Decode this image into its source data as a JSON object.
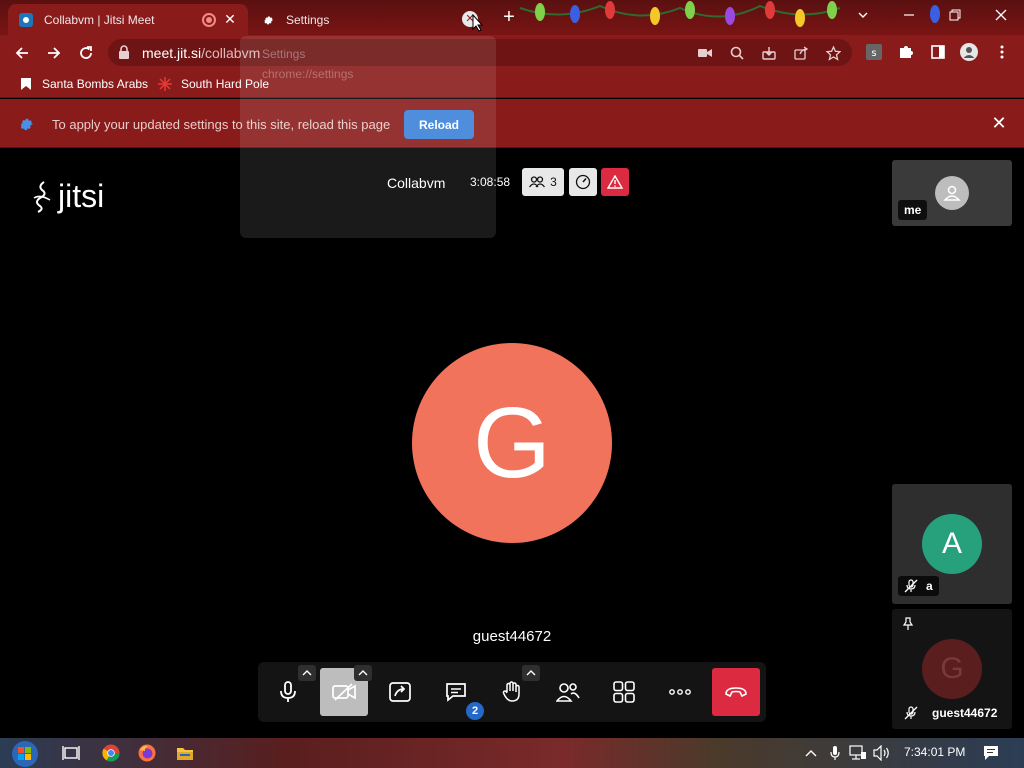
{
  "browser": {
    "tabs": [
      {
        "title": "Collabvm | Jitsi Meet",
        "active": true
      },
      {
        "title": "Settings",
        "active": false
      }
    ],
    "address": {
      "host": "meet.jit.si",
      "path": "/collabvm"
    },
    "bookmarks": [
      {
        "label": "Santa Bombs Arabs",
        "icon": "bookmark-icon"
      },
      {
        "label": "South Hard Pole",
        "icon": "snowflake-icon"
      }
    ],
    "infobar": {
      "message": "To apply your updated settings to this site, reload this page",
      "button": "Reload"
    },
    "ghost": {
      "title": "Settings",
      "url": "chrome://settings"
    }
  },
  "meeting": {
    "title": "Collabvm",
    "duration": "3:08:58",
    "participant_count": "3",
    "dominant": {
      "initial": "G",
      "name": "guest44672",
      "color": "#f2735c"
    },
    "chat_unread": "2"
  },
  "filmstrip": [
    {
      "name": "me",
      "type": "local"
    },
    {
      "name": "a",
      "initial": "A",
      "color": "#26a17b",
      "muted": true
    },
    {
      "name": "guest44672",
      "initial": "G",
      "color": "#5a1e1e",
      "muted": true,
      "pinned": true
    }
  ],
  "taskbar": {
    "time": "7:34:01 PM"
  },
  "colors": {
    "accent_red": "#dc2b40",
    "browser_red": "#8a1b1b",
    "reload_blue": "#3b82d9"
  }
}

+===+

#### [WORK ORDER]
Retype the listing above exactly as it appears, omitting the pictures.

#### [PROBLEM SOLUTION]
Decode this image into its source data as a JSON object.
{
  "browser": {
    "tabs": [
      {
        "title": "Collabvm | Jitsi Meet",
        "active": true
      },
      {
        "title": "Settings",
        "active": false
      }
    ],
    "address": {
      "host": "meet.jit.si",
      "path": "/collabvm"
    },
    "bookmarks": [
      {
        "label": "Santa Bombs Arabs",
        "icon": "bookmark-icon"
      },
      {
        "label": "South Hard Pole",
        "icon": "snowflake-icon"
      }
    ],
    "infobar": {
      "message": "To apply your updated settings to this site, reload this page",
      "button": "Reload"
    },
    "ghost": {
      "title": "Settings",
      "url": "chrome://settings"
    }
  },
  "meeting": {
    "title": "Collabvm",
    "duration": "3:08:58",
    "participant_count": "3",
    "dominant": {
      "initial": "G",
      "name": "guest44672",
      "color": "#f2735c"
    },
    "chat_unread": "2"
  },
  "filmstrip": [
    {
      "name": "me",
      "type": "local"
    },
    {
      "name": "a",
      "initial": "A",
      "color": "#26a17b",
      "muted": true
    },
    {
      "name": "guest44672",
      "initial": "G",
      "color": "#5a1e1e",
      "muted": true,
      "pinned": true
    }
  ],
  "taskbar": {
    "time": "7:34:01 PM"
  },
  "colors": {
    "accent_red": "#dc2b40",
    "browser_red": "#8a1b1b",
    "reload_blue": "#3b82d9"
  }
}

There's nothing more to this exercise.